With the holiday season approaching comes its attendant tree trimmings of glimmering glass ornaments and tinsel so shiny it looks good enough to eat. That is, from a cat's perspective.
"I've had to remove tinsel from more than one animal, and that's more than one animal than I would like to have to deal with," says Mark Russak, a retired veterinarian and immediate past president of the American Animal Hospital Association.
When it comes to keeping pets safe at home, common sense "is really what it boils down to," Russak says. He shared some advice on harmful household items, foods and plants that could threaten the well-being of cats and dogs.
Household items: "Anything that's small that can fit in a dog or cat's mouth will end up inside a dog or cat's mouth," Russak says. Some items to look out for include rubber bands, balloons, cigarette butts, sewing needles, string, ribbons, even panty hose. Also keep pets away from:
Plastic shopping bags: Small pets, particularly cats, can get inside of them and suffocate.
Anything hot: Irons, space heaters, coffee pots can be dangerous; curious pets can jump on them. Also, it's wise to seal off fireplaces with a screen while they're in use.
Chemicals: Use child locks on cabinets. Don't let pets near disinfectants and other chemicals such as ant houses and rodenticides, lawn chemicals and, especially, antifreeze. Russak advises keeping all chemicals out of reach, even if it says "pet safe."
Unsafe snacks: It's best to avoid feeding human food to pets, but if you're going to do it, do so in moderation. "Anything toxic to dogs is toxic to cats, but cats have more discerning palates (and so are less likely to consume something toxic)," Russak says. However, some foods should never be made available to a dog or cat, he said:

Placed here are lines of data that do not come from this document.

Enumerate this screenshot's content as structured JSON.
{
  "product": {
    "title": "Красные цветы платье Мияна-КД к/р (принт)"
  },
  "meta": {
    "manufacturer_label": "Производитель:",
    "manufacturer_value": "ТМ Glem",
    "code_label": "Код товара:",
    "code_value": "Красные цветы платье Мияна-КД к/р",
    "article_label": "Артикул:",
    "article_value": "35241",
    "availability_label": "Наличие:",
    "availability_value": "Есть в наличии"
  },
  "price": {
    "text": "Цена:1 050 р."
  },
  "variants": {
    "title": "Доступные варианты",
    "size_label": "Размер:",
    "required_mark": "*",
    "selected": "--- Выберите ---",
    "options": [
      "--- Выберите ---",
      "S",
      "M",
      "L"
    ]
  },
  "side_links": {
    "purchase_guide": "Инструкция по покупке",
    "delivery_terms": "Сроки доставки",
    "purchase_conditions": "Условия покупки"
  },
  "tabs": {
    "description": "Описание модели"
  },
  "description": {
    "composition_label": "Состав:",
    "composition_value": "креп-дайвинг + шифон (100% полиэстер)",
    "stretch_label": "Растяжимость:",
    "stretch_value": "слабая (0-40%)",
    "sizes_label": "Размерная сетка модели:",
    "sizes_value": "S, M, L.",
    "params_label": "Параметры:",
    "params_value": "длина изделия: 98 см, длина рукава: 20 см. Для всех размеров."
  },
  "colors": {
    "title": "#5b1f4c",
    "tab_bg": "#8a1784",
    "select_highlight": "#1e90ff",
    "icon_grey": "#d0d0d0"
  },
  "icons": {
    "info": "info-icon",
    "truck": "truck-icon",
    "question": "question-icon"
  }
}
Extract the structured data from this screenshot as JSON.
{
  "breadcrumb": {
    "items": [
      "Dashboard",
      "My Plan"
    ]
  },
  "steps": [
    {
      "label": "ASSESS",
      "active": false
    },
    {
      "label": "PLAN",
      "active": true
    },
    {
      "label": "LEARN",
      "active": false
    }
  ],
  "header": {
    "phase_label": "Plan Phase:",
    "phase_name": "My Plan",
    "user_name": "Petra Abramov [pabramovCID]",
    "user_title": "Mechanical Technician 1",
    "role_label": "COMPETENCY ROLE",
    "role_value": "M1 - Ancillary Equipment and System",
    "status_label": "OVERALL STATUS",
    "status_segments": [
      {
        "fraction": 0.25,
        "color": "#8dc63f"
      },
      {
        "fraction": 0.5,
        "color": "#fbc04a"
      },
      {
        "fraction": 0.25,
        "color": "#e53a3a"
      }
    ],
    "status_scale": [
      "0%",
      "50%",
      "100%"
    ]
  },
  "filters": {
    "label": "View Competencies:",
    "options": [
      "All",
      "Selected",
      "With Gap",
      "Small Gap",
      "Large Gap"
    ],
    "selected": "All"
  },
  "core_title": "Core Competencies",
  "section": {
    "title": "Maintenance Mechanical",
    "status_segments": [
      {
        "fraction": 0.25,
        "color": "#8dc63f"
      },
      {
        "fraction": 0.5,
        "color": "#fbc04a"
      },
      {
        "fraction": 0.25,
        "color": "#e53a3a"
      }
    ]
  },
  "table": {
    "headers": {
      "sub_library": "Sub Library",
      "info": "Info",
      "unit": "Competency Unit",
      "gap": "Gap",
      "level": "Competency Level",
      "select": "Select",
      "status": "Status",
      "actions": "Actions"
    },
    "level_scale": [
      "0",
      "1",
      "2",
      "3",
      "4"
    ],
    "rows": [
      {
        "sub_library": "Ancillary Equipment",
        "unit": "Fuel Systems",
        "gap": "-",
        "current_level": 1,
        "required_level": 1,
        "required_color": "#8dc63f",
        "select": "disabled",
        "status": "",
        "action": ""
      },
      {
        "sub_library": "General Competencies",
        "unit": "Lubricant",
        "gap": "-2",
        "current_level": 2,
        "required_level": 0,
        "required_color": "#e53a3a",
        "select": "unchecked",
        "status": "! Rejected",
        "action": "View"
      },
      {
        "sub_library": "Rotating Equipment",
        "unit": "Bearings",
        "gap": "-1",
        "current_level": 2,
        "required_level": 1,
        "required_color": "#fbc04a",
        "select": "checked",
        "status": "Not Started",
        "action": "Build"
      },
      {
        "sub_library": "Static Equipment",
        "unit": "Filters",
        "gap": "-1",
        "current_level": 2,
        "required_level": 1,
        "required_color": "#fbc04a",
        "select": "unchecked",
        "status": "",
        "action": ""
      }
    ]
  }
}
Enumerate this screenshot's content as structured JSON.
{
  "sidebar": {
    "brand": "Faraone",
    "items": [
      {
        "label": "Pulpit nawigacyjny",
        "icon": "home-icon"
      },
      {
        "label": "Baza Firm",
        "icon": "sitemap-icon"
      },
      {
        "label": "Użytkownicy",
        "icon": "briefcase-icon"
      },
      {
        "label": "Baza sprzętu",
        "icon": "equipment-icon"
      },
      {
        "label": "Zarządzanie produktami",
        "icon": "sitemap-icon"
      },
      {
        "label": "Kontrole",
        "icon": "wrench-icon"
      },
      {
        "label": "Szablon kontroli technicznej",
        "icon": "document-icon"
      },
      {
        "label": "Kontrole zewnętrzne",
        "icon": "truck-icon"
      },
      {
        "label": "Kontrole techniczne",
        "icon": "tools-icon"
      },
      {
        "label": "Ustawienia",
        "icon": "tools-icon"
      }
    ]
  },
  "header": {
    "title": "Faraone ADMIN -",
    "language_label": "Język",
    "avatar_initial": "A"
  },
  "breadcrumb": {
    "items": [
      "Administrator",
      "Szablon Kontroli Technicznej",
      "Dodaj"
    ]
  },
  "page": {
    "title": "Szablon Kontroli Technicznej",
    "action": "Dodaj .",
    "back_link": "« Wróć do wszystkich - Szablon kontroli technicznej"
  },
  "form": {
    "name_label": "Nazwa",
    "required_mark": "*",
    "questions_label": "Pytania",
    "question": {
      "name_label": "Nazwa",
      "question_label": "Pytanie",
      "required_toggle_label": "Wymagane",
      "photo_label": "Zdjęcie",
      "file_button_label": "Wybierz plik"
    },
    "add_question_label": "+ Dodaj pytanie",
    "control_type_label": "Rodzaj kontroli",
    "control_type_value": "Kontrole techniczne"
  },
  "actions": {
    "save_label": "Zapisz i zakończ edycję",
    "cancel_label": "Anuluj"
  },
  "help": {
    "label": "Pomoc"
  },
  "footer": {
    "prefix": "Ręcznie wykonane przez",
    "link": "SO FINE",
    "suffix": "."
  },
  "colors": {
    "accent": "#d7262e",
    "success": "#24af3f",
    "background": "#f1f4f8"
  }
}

Meat fat and bones: Though dogs like to chew on bones, the sharp edges can cut their intestines. Any kind of fatty food can cause vomiting and diarrhea. Avoid feeding them anything spicy.
Chocolate: It's a stimulant that can cause heart and intestinal issues in pets. "(Pets are) going to eat the wrapper and all — it's not going to matter to them," Russak says.

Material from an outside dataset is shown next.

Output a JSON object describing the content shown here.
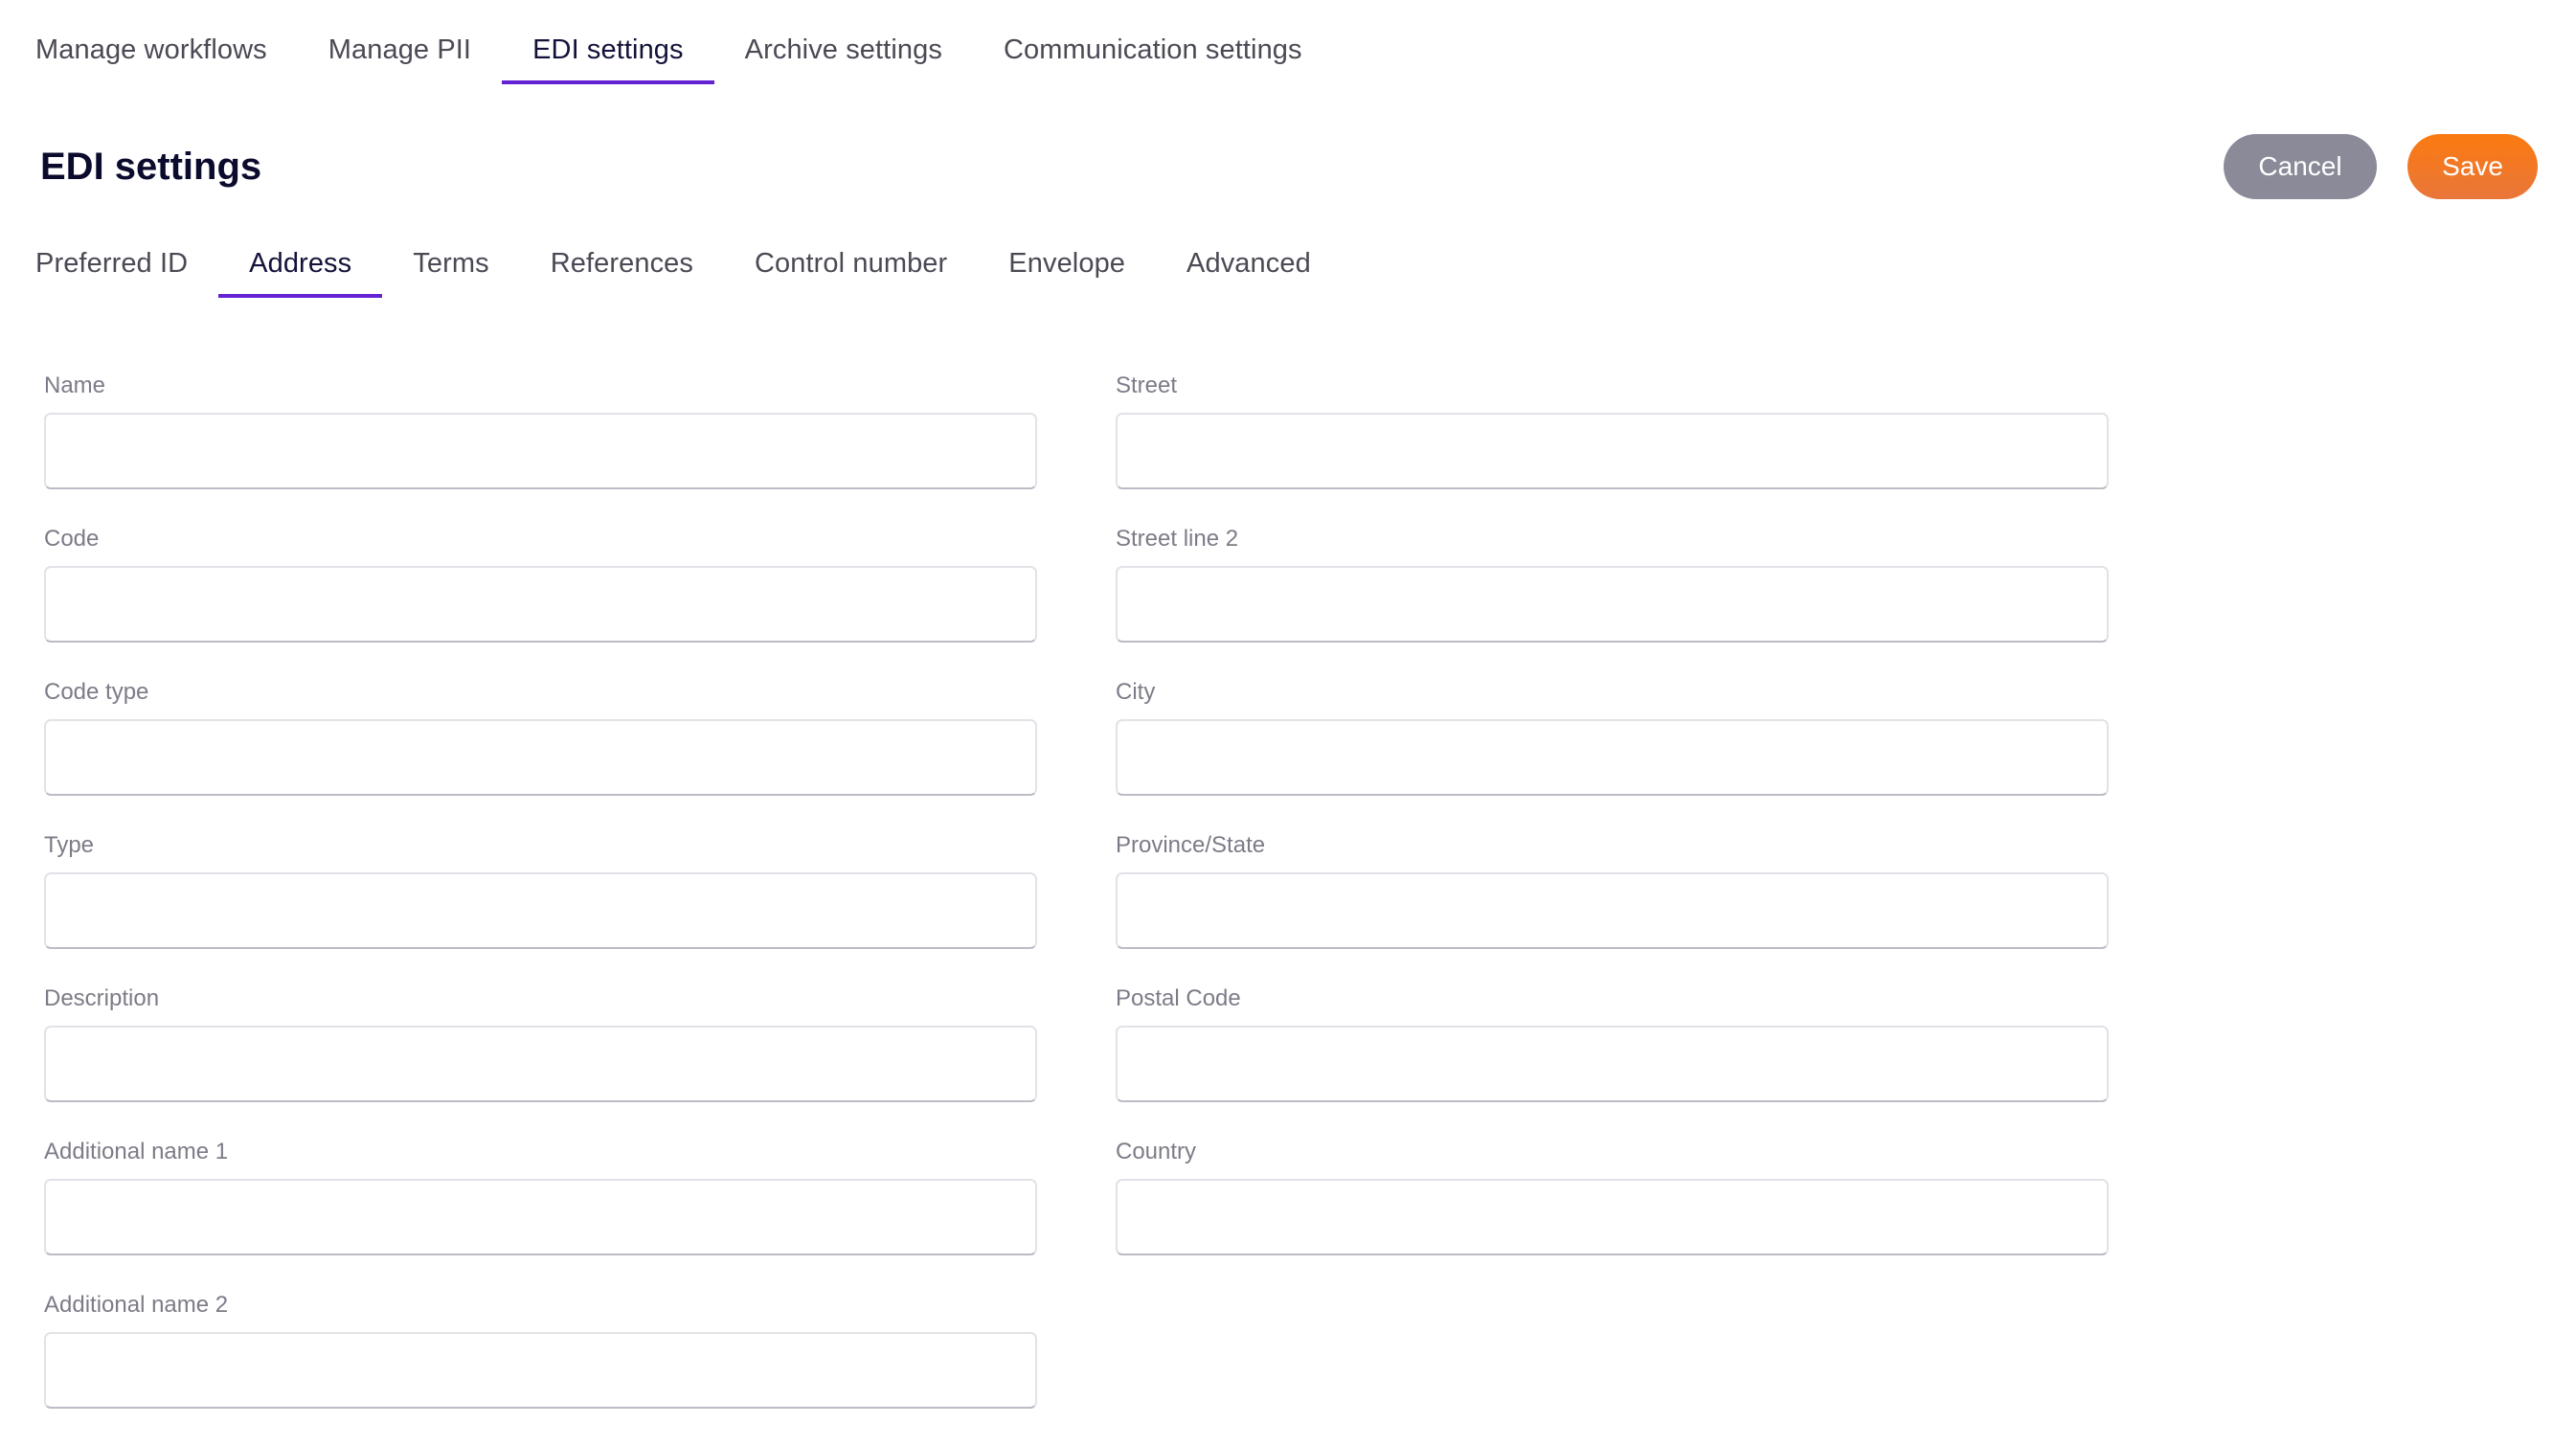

Grapes and raisins: Certain toxins in the fruit can cause kidney failure and other problems that can be lethal in dogs.
Precarious plants: The list is long. Among the most poisonous: azaleas, lilies, oleander, daffodils and milkweed.
Call the vet: If you think your pet is in serious danger, call your veterinarian or an animal emergency hospital immediately.